Avoiding Yoga Injuries ~Part I

oga’s popularity is on the rise, and more and more people are finding themselves drawn to this ancient discipline. However, along with increasing interest and participation has been a corresponding and upsetting increase in reports of yoga-related injuries in recent years. It’s not surprising, really. Not only are more people practicing yoga (thereby increasing their chances of being injured by it), but some enthusiasts are not practicing it carefully enough. Furthermore, increases in popularity inevitably invite negative publicity. However, yoga itself is not an inherently risky discipline. It simply requires a responsible and sometimes cautious approach.

[post-img]Despite its passive, therapeutic focus, like any other type of physical activity yoga is not entirely injury-free. The stretches and poses, twists and postures can be difficult on a body not conditioned for such strain. Even experienced practitioners run the risk of over-extending or improperly executing a routine. Most frequently, yoga injuries are joint or ligament-related. The flexing and bending required for the various positions of a yoga routine puts strain on your body in the centers of contortion and extension. [tip-fact]There are, therefore, several red flagged areas. Injuries to the knee and wrist, for example, are among some of the most common. The specific structure of the knee, while making it quite flexible, renders the joint neither strong nor especially stable. Therefore, poses that twist, bend or force the knee to take the body’s weight should be executed with care. Wrist injuries, on the other hand, usually occur when weight is placed on the arms. With humans being a two-legged species, our wrists have long since ceased being weight-bearing joints and any pose that requires the wrists for support or balance can cause injury.

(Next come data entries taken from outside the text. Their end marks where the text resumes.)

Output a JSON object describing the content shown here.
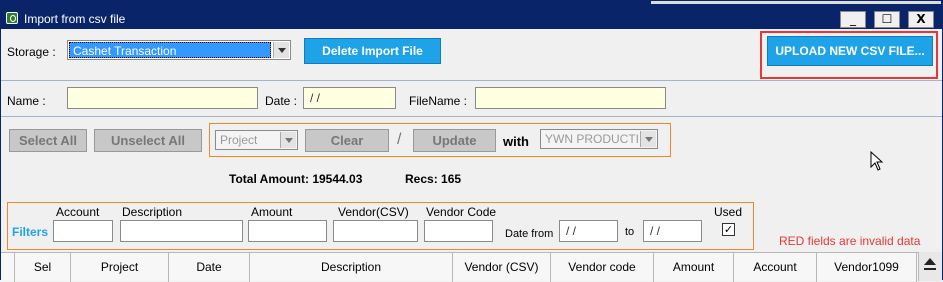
{
  "window": {
    "title": "Import from csv file",
    "controls": {
      "minimize": "_",
      "maximize": "☐",
      "close": "X"
    }
  },
  "toolbar": {
    "storage_label": "Storage :",
    "storage_value": "Cashet Transaction",
    "delete_import_label": "Delete Import File",
    "upload_label": "UPLOAD NEW CSV FILE..."
  },
  "info": {
    "name_label": "Name :",
    "name_value": "",
    "date_label": "Date :",
    "date_value": "/ /",
    "filename_label": "FileName :",
    "filename_value": ""
  },
  "actions": {
    "select_all": "Select All",
    "unselect_all": "Unselect All",
    "field_select": "Project",
    "clear": "Clear",
    "slash": "/",
    "update": "Update",
    "with_label": "with",
    "with_value": "YWN PRODUCTIC"
  },
  "summary": {
    "total_amount": "Total Amount: 19544.03",
    "recs": "Recs: 165"
  },
  "filters": {
    "label": "Filters",
    "account_label": "Account",
    "description_label": "Description",
    "amount_label": "Amount",
    "vendor_csv_label": "Vendor(CSV)",
    "vendor_code_label": "Vendor Code",
    "date_from_label": "Date from",
    "date_from_value": "/ /",
    "to_label": "to",
    "date_to_value": "/ /",
    "used_label": "Used",
    "used_checked": "✓"
  },
  "note": "RED fields are invalid data",
  "grid": {
    "columns": [
      "Sel",
      "Project",
      "Date",
      "Description",
      "Vendor (CSV)",
      "Vendor code",
      "Amount",
      "Account",
      "Vendor1099"
    ]
  },
  "colors": {
    "titlebar": "#0a246a",
    "accent_button": "#1fa3e8",
    "highlight_box": "#e53935",
    "group_border": "#f08a24",
    "field_fill": "#ffffe1"
  }
}
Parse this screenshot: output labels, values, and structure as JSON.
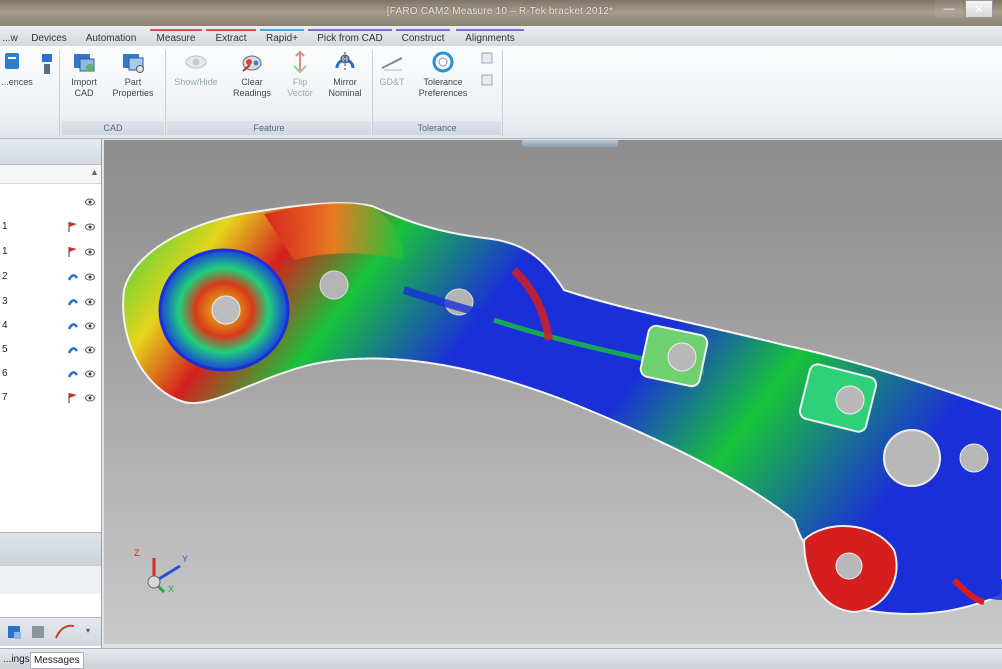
{
  "window": {
    "title": "[FARO CAM2 Measure 10 – R-Tek bracket 2012*"
  },
  "tabs": [
    {
      "label": "...w",
      "ctx": ""
    },
    {
      "label": "Devices",
      "ctx": ""
    },
    {
      "label": "Automation",
      "ctx": ""
    },
    {
      "label": "Measure",
      "ctx": "ctx"
    },
    {
      "label": "Extract",
      "ctx": "ctx"
    },
    {
      "label": "Rapid+",
      "ctx": "ctx3"
    },
    {
      "label": "Pick from CAD",
      "ctx": "ctx2"
    },
    {
      "label": "Construct",
      "ctx": "ctx2"
    },
    {
      "label": "Alignments",
      "ctx": "ctx2"
    }
  ],
  "ribbon": {
    "references_label": "...ences",
    "import_cad_label": "Import CAD",
    "part_properties_label": "Part Properties",
    "group_cad": "CAD",
    "show_hide_label": "Show/Hide",
    "clear_readings_label": "Clear Readings",
    "flip_vector_label": "Flip Vector",
    "mirror_nominal_label": "Mirror Nominal",
    "group_feature": "Feature",
    "gdt_label": "GD&T",
    "tolerance_preferences_label": "Tolerance Preferences",
    "group_tolerance": "Tolerance"
  },
  "tree": {
    "rows": [
      {
        "label": "",
        "flag": "none"
      },
      {
        "label": "1",
        "flag": "red"
      },
      {
        "label": "1",
        "flag": "red"
      },
      {
        "label": "2",
        "flag": "blue"
      },
      {
        "label": "3",
        "flag": "blue"
      },
      {
        "label": "4",
        "flag": "blue"
      },
      {
        "label": "5",
        "flag": "blue"
      },
      {
        "label": "6",
        "flag": "blue"
      },
      {
        "label": "7",
        "flag": "red"
      }
    ]
  },
  "status": {
    "tab_ings": "...ings",
    "tab_messages": "Messages"
  },
  "axes": {
    "x": "X",
    "y": "Y",
    "z": "Z"
  },
  "colors": {
    "flag_red": "#d42a2a",
    "flag_blue": "#2a6fd4",
    "deviation_high": "#d51f1f",
    "deviation_mid": "#18c43a",
    "deviation_low": "#1a2fd8"
  }
}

The other most common injuries sustained through yoga are to the back and neck. Both forward and backward bends, as well as torso twists, can cause disc problems and spinal hyper-extension. Furthermore, inversion poses such as head- and shoulder-stands can compress the spine and neck in the unnatural redistribution of body weight.[b-quote]While a ligament pull or a sore joint can result from a single yoga class, the short-term injuries aren’t the most serious concerns. Inattentive and imprecise practice will affect your body cumulatively in the long run. By regularly over-exerting yourself or practising sloppy alignment you can do lasting and potentially permanent damage. Repeating and reinforcing bad habits over time places undue amounts of pressure where it shouldn’t be, thereby shifting the body gradually out of its natural alignment.

However, despite these concerns, yoga is still regarded as one of the safest forms of exercise. There’s a very good reason why yoga is offered to seniors and children, the physically challenged, and the relentlessly athletic. Yoga is personal and customizable, and can accommodate any person of any body type.

In Part 2 of this article, we’ll give you some tips on how to prevent yoga-related injuries.